↓↓↓

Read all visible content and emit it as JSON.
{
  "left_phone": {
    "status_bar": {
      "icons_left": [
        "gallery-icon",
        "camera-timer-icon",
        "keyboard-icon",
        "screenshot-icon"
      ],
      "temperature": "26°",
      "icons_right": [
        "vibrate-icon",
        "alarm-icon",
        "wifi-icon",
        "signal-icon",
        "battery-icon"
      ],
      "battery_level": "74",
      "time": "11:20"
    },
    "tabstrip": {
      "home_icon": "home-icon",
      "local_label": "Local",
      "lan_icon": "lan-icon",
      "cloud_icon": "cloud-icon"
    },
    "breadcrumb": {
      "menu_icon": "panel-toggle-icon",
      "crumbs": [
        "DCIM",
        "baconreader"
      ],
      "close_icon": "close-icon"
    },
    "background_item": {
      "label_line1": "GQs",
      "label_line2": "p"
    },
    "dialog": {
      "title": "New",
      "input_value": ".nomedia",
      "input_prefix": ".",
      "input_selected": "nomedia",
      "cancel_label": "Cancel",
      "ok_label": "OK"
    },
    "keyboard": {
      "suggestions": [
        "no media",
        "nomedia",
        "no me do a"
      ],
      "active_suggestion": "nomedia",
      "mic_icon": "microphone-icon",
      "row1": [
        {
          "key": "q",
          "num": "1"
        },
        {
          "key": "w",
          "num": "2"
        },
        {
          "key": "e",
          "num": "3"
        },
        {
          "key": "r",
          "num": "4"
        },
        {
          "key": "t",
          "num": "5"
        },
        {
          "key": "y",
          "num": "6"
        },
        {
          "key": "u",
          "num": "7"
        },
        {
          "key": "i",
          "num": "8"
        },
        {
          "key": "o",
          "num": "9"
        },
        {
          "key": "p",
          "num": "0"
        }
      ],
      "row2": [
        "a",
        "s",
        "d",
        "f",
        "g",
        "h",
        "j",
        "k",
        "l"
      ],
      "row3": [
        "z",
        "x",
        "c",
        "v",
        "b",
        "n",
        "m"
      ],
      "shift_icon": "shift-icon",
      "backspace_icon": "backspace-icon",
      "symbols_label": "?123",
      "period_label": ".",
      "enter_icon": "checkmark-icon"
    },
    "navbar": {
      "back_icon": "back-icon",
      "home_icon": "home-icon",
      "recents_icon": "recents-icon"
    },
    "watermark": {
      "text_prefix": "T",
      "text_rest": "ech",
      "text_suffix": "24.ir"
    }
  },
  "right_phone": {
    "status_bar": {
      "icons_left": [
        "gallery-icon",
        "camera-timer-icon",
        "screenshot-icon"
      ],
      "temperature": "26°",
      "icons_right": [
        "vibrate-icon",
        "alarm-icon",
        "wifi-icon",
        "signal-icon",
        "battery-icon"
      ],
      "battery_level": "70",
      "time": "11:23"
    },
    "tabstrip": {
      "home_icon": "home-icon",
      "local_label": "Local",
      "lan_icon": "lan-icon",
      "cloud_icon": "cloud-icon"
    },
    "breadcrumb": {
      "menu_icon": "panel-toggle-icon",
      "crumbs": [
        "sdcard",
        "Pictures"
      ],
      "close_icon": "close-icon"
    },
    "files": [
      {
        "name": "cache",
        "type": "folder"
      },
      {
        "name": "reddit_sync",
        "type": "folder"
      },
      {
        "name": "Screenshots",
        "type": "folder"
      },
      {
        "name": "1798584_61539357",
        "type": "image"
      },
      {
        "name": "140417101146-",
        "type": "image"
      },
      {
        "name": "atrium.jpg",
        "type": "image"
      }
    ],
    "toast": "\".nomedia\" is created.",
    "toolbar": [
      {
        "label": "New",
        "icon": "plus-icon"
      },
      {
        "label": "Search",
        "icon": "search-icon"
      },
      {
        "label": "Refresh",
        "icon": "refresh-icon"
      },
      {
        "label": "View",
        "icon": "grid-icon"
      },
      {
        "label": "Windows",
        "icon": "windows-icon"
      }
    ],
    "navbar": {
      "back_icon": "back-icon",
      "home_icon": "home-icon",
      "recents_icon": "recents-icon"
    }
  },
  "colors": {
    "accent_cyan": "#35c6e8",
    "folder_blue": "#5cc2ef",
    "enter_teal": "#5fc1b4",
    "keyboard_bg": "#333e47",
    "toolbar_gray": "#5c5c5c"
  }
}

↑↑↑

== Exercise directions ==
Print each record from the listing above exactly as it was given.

== Written solution ==
Read all visible content and emit it as JSON.
{
  "left_phone": {
    "status_bar": {
      "icons_left": [
        "gallery-icon",
        "camera-timer-icon",
        "keyboard-icon",
        "screenshot-icon"
      ],
      "temperature": "26°",
      "icons_right": [
        "vibrate-icon",
        "alarm-icon",
        "wifi-icon",
        "signal-icon",
        "battery-icon"
      ],
      "battery_level": "74",
      "time": "11:20"
    },
    "tabstrip": {
      "home_icon": "home-icon",
      "local_label": "Local",
      "lan_icon": "lan-icon",
      "cloud_icon": "cloud-icon"
    },
    "breadcrumb": {
      "menu_icon": "panel-toggle-icon",
      "crumbs": [
        "DCIM",
        "baconreader"
      ],
      "close_icon": "close-icon"
    },
    "background_item": {
      "label_line1": "GQs",
      "label_line2": "p"
    },
    "dialog": {
      "title": "New",
      "input_value": ".nomedia",
      "input_prefix": ".",
      "input_selected": "nomedia",
      "cancel_label": "Cancel",
      "ok_label": "OK"
    },
    "keyboard": {
      "suggestions": [
        "no media",
        "nomedia",
        "no me do a"
      ],
      "active_suggestion": "nomedia",
      "mic_icon": "microphone-icon",
      "row1": [
        {
          "key": "q",
          "num": "1"
        },
        {
          "key": "w",
          "num": "2"
        },
        {
          "key": "e",
          "num": "3"
        },
        {
          "key": "r",
          "num": "4"
        },
        {
          "key": "t",
          "num": "5"
        },
        {
          "key": "y",
          "num": "6"
        },
        {
          "key": "u",
          "num": "7"
        },
        {
          "key": "i",
          "num": "8"
        },
        {
          "key": "o",
          "num": "9"
        },
        {
          "key": "p",
          "num": "0"
        }
      ],
      "row2": [
        "a",
        "s",
        "d",
        "f",
        "g",
        "h",
        "j",
        "k",
        "l"
      ],
      "row3": [
        "z",
        "x",
        "c",
        "v",
        "b",
        "n",
        "m"
      ],
      "shift_icon": "shift-icon",
      "backspace_icon": "backspace-icon",
      "symbols_label": "?123",
      "period_label": ".",
      "enter_icon": "checkmark-icon"
    },
    "navbar": {
      "back_icon": "back-icon",
      "home_icon": "home-icon",
      "recents_icon": "recents-icon"
    },
    "watermark": {
      "text_prefix": "T",
      "text_rest": "ech",
      "text_suffix": "24.ir"
    }
  },
  "right_phone": {
    "status_bar": {
      "icons_left": [
        "gallery-icon",
        "camera-timer-icon",
        "screenshot-icon"
      ],
      "temperature": "26°",
      "icons_right": [
        "vibrate-icon",
        "alarm-icon",
        "wifi-icon",
        "signal-icon",
        "battery-icon"
      ],
      "battery_level": "70",
      "time": "11:23"
    },
    "tabstrip": {
      "home_icon": "home-icon",
      "local_label": "Local",
      "lan_icon": "lan-icon",
      "cloud_icon": "cloud-icon"
    },
    "breadcrumb": {
      "menu_icon": "panel-toggle-icon",
      "crumbs": [
        "sdcard",
        "Pictures"
      ],
      "close_icon": "close-icon"
    },
    "files": [
      {
        "name": "cache",
        "type": "folder"
      },
      {
        "name": "reddit_sync",
        "type": "folder"
      },
      {
        "name": "Screenshots",
        "type": "folder"
      },
      {
        "name": "1798584_61539357",
        "type": "image"
      },
      {
        "name": "140417101146-",
        "type": "image"
      },
      {
        "name": "atrium.jpg",
        "type": "image"
      }
    ],
    "toast": "\".nomedia\" is created.",
    "toolbar": [
      {
        "label": "New",
        "icon": "plus-icon"
      },
      {
        "label": "Search",
        "icon": "search-icon"
      },
      {
        "label": "Refresh",
        "icon": "refresh-icon"
      },
      {
        "label": "View",
        "icon": "grid-icon"
      },
      {
        "label": "Windows",
        "icon": "windows-icon"
      }
    ],
    "navbar": {
      "back_icon": "back-icon",
      "home_icon": "home-icon",
      "recents_icon": "recents-icon"
    }
  },
  "colors": {
    "accent_cyan": "#35c6e8",
    "folder_blue": "#5cc2ef",
    "enter_teal": "#5fc1b4",
    "keyboard_bg": "#333e47",
    "toolbar_gray": "#5c5c5c"
  }
}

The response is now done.